I have an organizational system that I’m guessing many of you are familiar with. It’s often referred to as organized chaos. I have piles and piles organized throughout my workspace, and to the untrained eye they might just look like piles, but to me it makes complete sense. I have my “deal with right now” pile and my “recycle me” pile. I have a “for Duncan to deal with” pile and a “never look at again but don’t want to throw out” pile. Sometimes the items get moved from pile to pile until they end up in their permanent home (either an actual folder or the recycling bin) and my life feels organized and manageable. Every once in a while I get fed up with the size of the piles, go through them all, and whittle them down to the bare essentials. And then the process starts all over again.
Organized chaos is not a new management system. In fact, this week’s Torah portion, Bereshit, originates this concept. As the Torah begins anew we start with the very act of creation itself. We begin again with our familiar story and move quickly from the days of creation through the narrative of Adam and Eve in the beautiful Garden of Eden to the first time someone challenged God. From there we witness the first explosive sibling rivalry with Cain and Abel. The end then careens us forward in time to the line of Noah.

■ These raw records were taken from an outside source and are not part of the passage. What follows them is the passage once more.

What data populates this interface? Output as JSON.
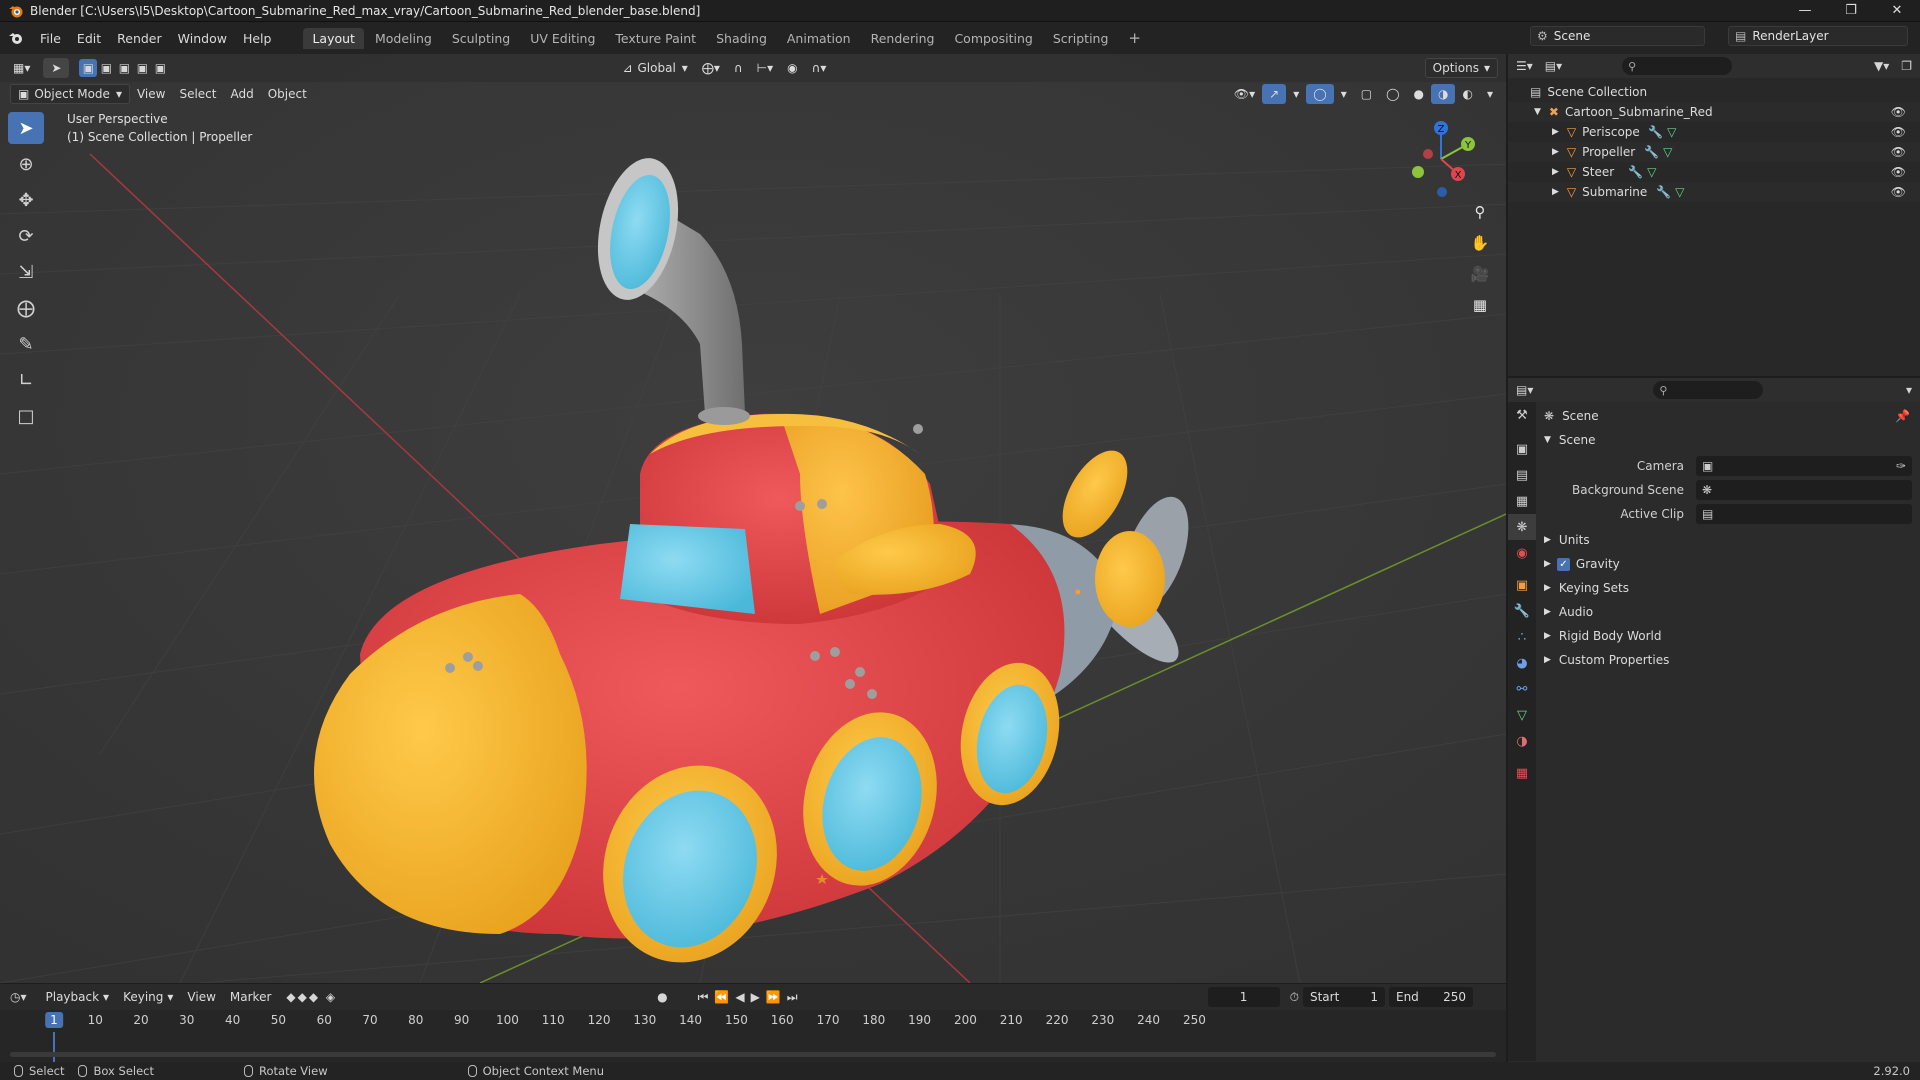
{
  "window": {
    "title": "Blender [C:\\Users\\I5\\Desktop\\Cartoon_Submarine_Red_max_vray/Cartoon_Submarine_Red_blender_base.blend]"
  },
  "menu": {
    "items": [
      "File",
      "Edit",
      "Render",
      "Window",
      "Help"
    ],
    "workspaces": [
      "Layout",
      "Modeling",
      "Sculpting",
      "UV Editing",
      "Texture Paint",
      "Shading",
      "Animation",
      "Rendering",
      "Compositing",
      "Scripting"
    ],
    "active_workspace": "Layout",
    "scene_name": "Scene",
    "render_layer": "RenderLayer"
  },
  "viewport": {
    "mode": "Object Mode",
    "menus": [
      "View",
      "Select",
      "Add",
      "Object"
    ],
    "transform_orientation": "Global",
    "options_label": "Options",
    "info_line1": "User Perspective",
    "info_line2": "(1) Scene Collection | Propeller",
    "gizmo_axes": [
      "X",
      "Y",
      "Z"
    ]
  },
  "outliner": {
    "root": "Scene Collection",
    "collection": "Cartoon_Submarine_Red",
    "objects": [
      "Periscope",
      "Propeller",
      "Steer",
      "Submarine"
    ]
  },
  "properties": {
    "header": "Scene",
    "panel_title": "Scene",
    "fields": [
      {
        "label": "Camera",
        "value": ""
      },
      {
        "label": "Background Scene",
        "value": ""
      },
      {
        "label": "Active Clip",
        "value": ""
      }
    ],
    "sections": [
      "Units",
      "Gravity",
      "Keying Sets",
      "Audio",
      "Rigid Body World",
      "Custom Properties"
    ],
    "gravity_checked": true
  },
  "timeline": {
    "menus": [
      "Playback",
      "Keying",
      "View",
      "Marker"
    ],
    "current_frame": "1",
    "start_label": "Start",
    "start_value": "1",
    "end_label": "End",
    "end_value": "250",
    "ticks": [
      "10",
      "20",
      "30",
      "40",
      "50",
      "60",
      "70",
      "80",
      "90",
      "100",
      "110",
      "120",
      "130",
      "140",
      "150",
      "160",
      "170",
      "180",
      "190",
      "200",
      "210",
      "220",
      "230",
      "240",
      "250"
    ]
  },
  "statusbar": {
    "select": "Select",
    "box_select": "Box Select",
    "rotate_view": "Rotate View",
    "context_menu": "Object Context Menu",
    "version": "2.92.0"
  },
  "colors": {
    "accent": "#4772b3",
    "sub_red": "#e4474b",
    "sub_yellow": "#f5b731",
    "window_blue": "#68c9e5",
    "prop_grey": "#9aa4ad"
  }
}
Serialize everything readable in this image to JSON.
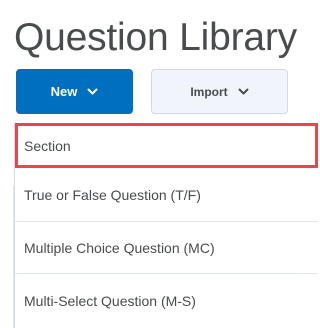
{
  "page": {
    "title": "Question Library"
  },
  "toolbar": {
    "new_label": "New",
    "new_icon": "chevron-down-icon",
    "import_label": "Import",
    "import_icon": "chevron-down-icon",
    "new_button_color": "#006fbf"
  },
  "new_menu": {
    "highlight_color": "#e8474b",
    "items": [
      {
        "label": "Section",
        "highlighted": true
      },
      {
        "label": "True or False Question (T/F)",
        "highlighted": false
      },
      {
        "label": "Multiple Choice Question (MC)",
        "highlighted": false
      },
      {
        "label": "Multi-Select Question (M-S)",
        "highlighted": false
      }
    ]
  }
}
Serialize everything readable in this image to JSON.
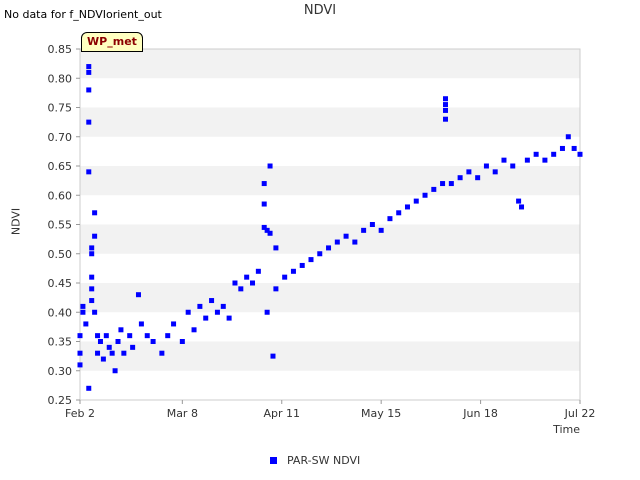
{
  "header": {
    "no_data_message": "No data for f_NDVIorient_out",
    "site_badge": "WP_met"
  },
  "chart_data": {
    "type": "scatter",
    "title": "NDVI",
    "xlabel": "Time",
    "ylabel": "NDVI",
    "ylim": [
      0.25,
      0.85
    ],
    "yticks": [
      "0.25",
      "0.30",
      "0.35",
      "0.40",
      "0.45",
      "0.50",
      "0.55",
      "0.60",
      "0.65",
      "0.70",
      "0.75",
      "0.80",
      "0.85"
    ],
    "xlim": [
      "2024-02-02",
      "2024-07-22"
    ],
    "xticks": [
      {
        "label": "Feb 2",
        "date": "2024-02-02"
      },
      {
        "label": "Mar 8",
        "date": "2024-03-08"
      },
      {
        "label": "Apr 11",
        "date": "2024-04-11"
      },
      {
        "label": "May 15",
        "date": "2024-05-15"
      },
      {
        "label": "Jun 18",
        "date": "2024-06-18"
      },
      {
        "label": "Jul 22",
        "date": "2024-07-22"
      }
    ],
    "grid": "alternating horizontal bands",
    "legend_position": "bottom-center",
    "series": [
      {
        "name": "PAR-SW NDVI",
        "color": "#0000ff",
        "marker": "square",
        "points": [
          [
            "2024-02-02",
            0.36
          ],
          [
            "2024-02-02",
            0.33
          ],
          [
            "2024-02-02",
            0.31
          ],
          [
            "2024-02-03",
            0.4
          ],
          [
            "2024-02-03",
            0.41
          ],
          [
            "2024-02-04",
            0.38
          ],
          [
            "2024-02-05",
            0.82
          ],
          [
            "2024-02-05",
            0.81
          ],
          [
            "2024-02-05",
            0.78
          ],
          [
            "2024-02-05",
            0.725
          ],
          [
            "2024-02-05",
            0.64
          ],
          [
            "2024-02-05",
            0.27
          ],
          [
            "2024-02-06",
            0.51
          ],
          [
            "2024-02-06",
            0.5
          ],
          [
            "2024-02-06",
            0.46
          ],
          [
            "2024-02-06",
            0.44
          ],
          [
            "2024-02-06",
            0.42
          ],
          [
            "2024-02-07",
            0.57
          ],
          [
            "2024-02-07",
            0.53
          ],
          [
            "2024-02-07",
            0.4
          ],
          [
            "2024-02-08",
            0.36
          ],
          [
            "2024-02-08",
            0.33
          ],
          [
            "2024-02-09",
            0.35
          ],
          [
            "2024-02-10",
            0.32
          ],
          [
            "2024-02-11",
            0.36
          ],
          [
            "2024-02-12",
            0.34
          ],
          [
            "2024-02-13",
            0.33
          ],
          [
            "2024-02-14",
            0.3
          ],
          [
            "2024-02-15",
            0.35
          ],
          [
            "2024-02-16",
            0.37
          ],
          [
            "2024-02-17",
            0.33
          ],
          [
            "2024-02-19",
            0.36
          ],
          [
            "2024-02-20",
            0.34
          ],
          [
            "2024-02-22",
            0.43
          ],
          [
            "2024-02-23",
            0.38
          ],
          [
            "2024-02-25",
            0.36
          ],
          [
            "2024-02-27",
            0.35
          ],
          [
            "2024-03-01",
            0.33
          ],
          [
            "2024-03-03",
            0.36
          ],
          [
            "2024-03-05",
            0.38
          ],
          [
            "2024-03-08",
            0.35
          ],
          [
            "2024-03-10",
            0.4
          ],
          [
            "2024-03-12",
            0.37
          ],
          [
            "2024-03-14",
            0.41
          ],
          [
            "2024-03-16",
            0.39
          ],
          [
            "2024-03-18",
            0.42
          ],
          [
            "2024-03-20",
            0.4
          ],
          [
            "2024-03-22",
            0.41
          ],
          [
            "2024-03-24",
            0.39
          ],
          [
            "2024-03-26",
            0.45
          ],
          [
            "2024-03-28",
            0.44
          ],
          [
            "2024-03-30",
            0.46
          ],
          [
            "2024-04-01",
            0.45
          ],
          [
            "2024-04-03",
            0.47
          ],
          [
            "2024-04-05",
            0.62
          ],
          [
            "2024-04-05",
            0.585
          ],
          [
            "2024-04-05",
            0.545
          ],
          [
            "2024-04-06",
            0.54
          ],
          [
            "2024-04-06",
            0.4
          ],
          [
            "2024-04-07",
            0.65
          ],
          [
            "2024-04-07",
            0.535
          ],
          [
            "2024-04-08",
            0.325
          ],
          [
            "2024-04-09",
            0.51
          ],
          [
            "2024-04-09",
            0.44
          ],
          [
            "2024-04-12",
            0.46
          ],
          [
            "2024-04-15",
            0.47
          ],
          [
            "2024-04-18",
            0.48
          ],
          [
            "2024-04-21",
            0.49
          ],
          [
            "2024-04-24",
            0.5
          ],
          [
            "2024-04-27",
            0.51
          ],
          [
            "2024-04-30",
            0.52
          ],
          [
            "2024-05-03",
            0.53
          ],
          [
            "2024-05-06",
            0.52
          ],
          [
            "2024-05-09",
            0.54
          ],
          [
            "2024-05-12",
            0.55
          ],
          [
            "2024-05-15",
            0.54
          ],
          [
            "2024-05-18",
            0.56
          ],
          [
            "2024-05-21",
            0.57
          ],
          [
            "2024-05-24",
            0.58
          ],
          [
            "2024-05-27",
            0.59
          ],
          [
            "2024-05-30",
            0.6
          ],
          [
            "2024-06-02",
            0.61
          ],
          [
            "2024-06-05",
            0.62
          ],
          [
            "2024-06-06",
            0.765
          ],
          [
            "2024-06-06",
            0.755
          ],
          [
            "2024-06-06",
            0.745
          ],
          [
            "2024-06-06",
            0.73
          ],
          [
            "2024-06-08",
            0.62
          ],
          [
            "2024-06-11",
            0.63
          ],
          [
            "2024-06-14",
            0.64
          ],
          [
            "2024-06-17",
            0.63
          ],
          [
            "2024-06-20",
            0.65
          ],
          [
            "2024-06-23",
            0.64
          ],
          [
            "2024-06-26",
            0.66
          ],
          [
            "2024-06-29",
            0.65
          ],
          [
            "2024-07-01",
            0.59
          ],
          [
            "2024-07-02",
            0.58
          ],
          [
            "2024-07-04",
            0.66
          ],
          [
            "2024-07-07",
            0.67
          ],
          [
            "2024-07-10",
            0.66
          ],
          [
            "2024-07-13",
            0.67
          ],
          [
            "2024-07-16",
            0.68
          ],
          [
            "2024-07-18",
            0.7
          ],
          [
            "2024-07-20",
            0.68
          ],
          [
            "2024-07-22",
            0.67
          ]
        ]
      }
    ]
  }
}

As the story of creation begins, “In the beginning God created the heavens and the earth. And the earth was Tohu Va’Vohu.” A modern translation could read this as “organized chaos.” When I read this I always picture God looking around at various piles trying to figure out what goes where. Sort of like the sorcerer in Disney’s Fantasia, I imagine God moving a wand around, organizing the heavens, the earth, the waters, the plants, and the animals and people until they are in just the right place to work together in harmony.
So often we think of God as being this perfect entity who fashions a perfectly deliberate creation with everything in the right place and placed in an orderly fashion, yet here we are reading the first few sentences of our Torah, telling us that even God has piles all around.
This notion of “organized chaos” is comforting to me. It’s a little counterintuitive to think of comfort in chaos, but life is full of chaotic moments. Whether it is my piles all around or running from activity to activity, it’s easy to feel like the world is whizzing by, However, we read Parshat Bereshit this morning and are reminded that from the chaos we create order. Just please excuse the mess.